Tim Cook has confirmed that production of one of the existing Mac lines will move to the US, wholesale, in 2013. The news has made it on to Bloomberg Business week, and will be confirmed in a TV interview with Tim Cook which will be aired on NBC tonight.
According to an interview transcript published by Bloomberg, Tim Cook explained (emphasis added):
"It's not known well that the engine for the iPhone and iPad is made in the U.S., and many of these are also exported-the engine, the processor. The glass is made in Kentucky. And next year we are going to bring some production to the U.S. on the Mac. We've been working on this for a long time, and we were getting closer to it. It will happen in 2013. We're really proud of it. We could have quickly maybe done just assembly, but it's broader because we wanted to do something more substantial. So we'll literally invest over $100 million. This doesn't mean that Apple will do it ourselves, but we'll be working with people, and we'll be investing our money."
It's currently not clear which Mac line Cook is alluding to. However, reports earlier this week have shown that some of the new, slim iMacs have been manufactured in the US.
It's an unexpected and hugely welcome move from one of the biggest companies in the world. There's no question that it will be more expensive for Apple to manufacture in the United States; for all of Foxconn's manifold flaws, it is more than cost-competitive. But if anyone can afford to take a hit on manufacturing overhead, it's Apple. And the positive PR it buys the company—rightfully so!—is well worth whatever insanely small percentage of its $110+ billion war chest this will cost them. Besides, it's nice to see profits go to American workers for a change, rather than shareholders.

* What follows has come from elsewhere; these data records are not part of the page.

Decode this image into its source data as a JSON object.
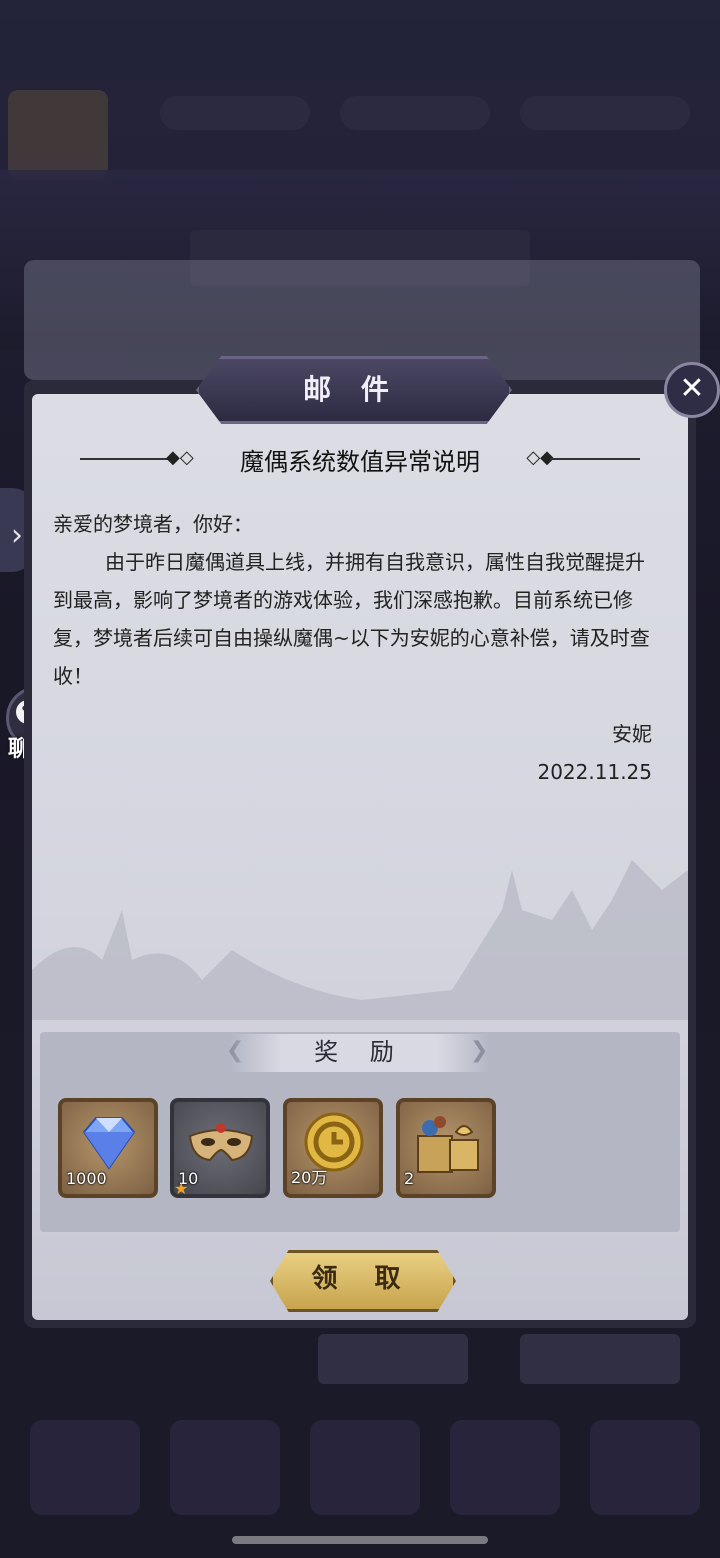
{
  "modal": {
    "title": "邮 件",
    "close_icon": "close-icon",
    "heading": "魔偶系统数值异常说明",
    "greeting": "亲爱的梦境者，你好：",
    "paragraph": "由于昨日魔偶道具上线，并拥有自我意识，属性自我觉醒提升到最高，影响了梦境者的游戏体验，我们深感抱歉。目前系统已修复，梦境者后续可自由操纵魔偶~以下为安妮的心意补偿，请及时查收！",
    "signature": "安妮",
    "date": "2022.11.25"
  },
  "rewards": {
    "title": "奖 励",
    "items": [
      {
        "icon": "diamond-icon",
        "count": "1000"
      },
      {
        "icon": "mask-icon",
        "count": "10"
      },
      {
        "icon": "gold-coin-icon",
        "count": "20万"
      },
      {
        "icon": "gift-box-icon",
        "count": "2"
      }
    ],
    "claim_label": "领 取"
  },
  "side": {
    "chat_label": "聊 天",
    "chat_icon": "chat-bubble-icon",
    "expand_icon": "chevron-right-icon"
  }
}
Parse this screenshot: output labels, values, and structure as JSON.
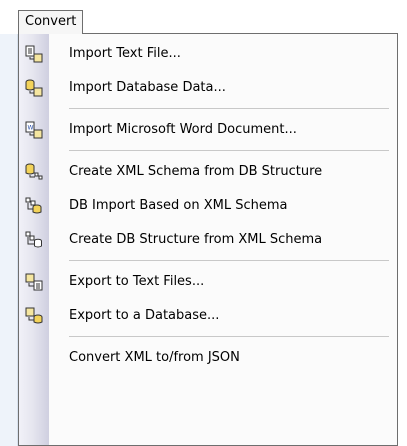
{
  "menubar": {
    "title": "Convert"
  },
  "menu": {
    "items": [
      {
        "label": "Import Text File...",
        "icon": "import-text-icon",
        "group": 1
      },
      {
        "label": "Import Database Data...",
        "icon": "import-db-icon",
        "group": 1
      },
      {
        "label": "Import Microsoft Word Document...",
        "icon": "import-word-icon",
        "group": 2
      },
      {
        "label": "Create XML Schema from DB Structure",
        "icon": "create-schema-icon",
        "group": 3
      },
      {
        "label": "DB Import Based on XML Schema",
        "icon": "db-import-schema-icon",
        "group": 3
      },
      {
        "label": "Create DB Structure from XML Schema",
        "icon": "create-db-structure-icon",
        "group": 3
      },
      {
        "label": "Export to Text Files...",
        "icon": "export-text-icon",
        "group": 4
      },
      {
        "label": "Export to a Database...",
        "icon": "export-db-icon",
        "group": 4
      },
      {
        "label": "Convert XML to/from JSON",
        "icon": "convert-json-icon",
        "group": 5
      }
    ]
  },
  "colors": {
    "gutter_top": "#f1f1f8",
    "gutter_bottom": "#cfcfe0",
    "menu_border": "#6e6e6e",
    "separator": "#c8c8c8"
  }
}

We'll find out more tonight in Cook's interview, hopefully including which Mac line he's bringing home. Whichever it is, well done, Apple. Let's hope this is the first of many. [Bloomberg]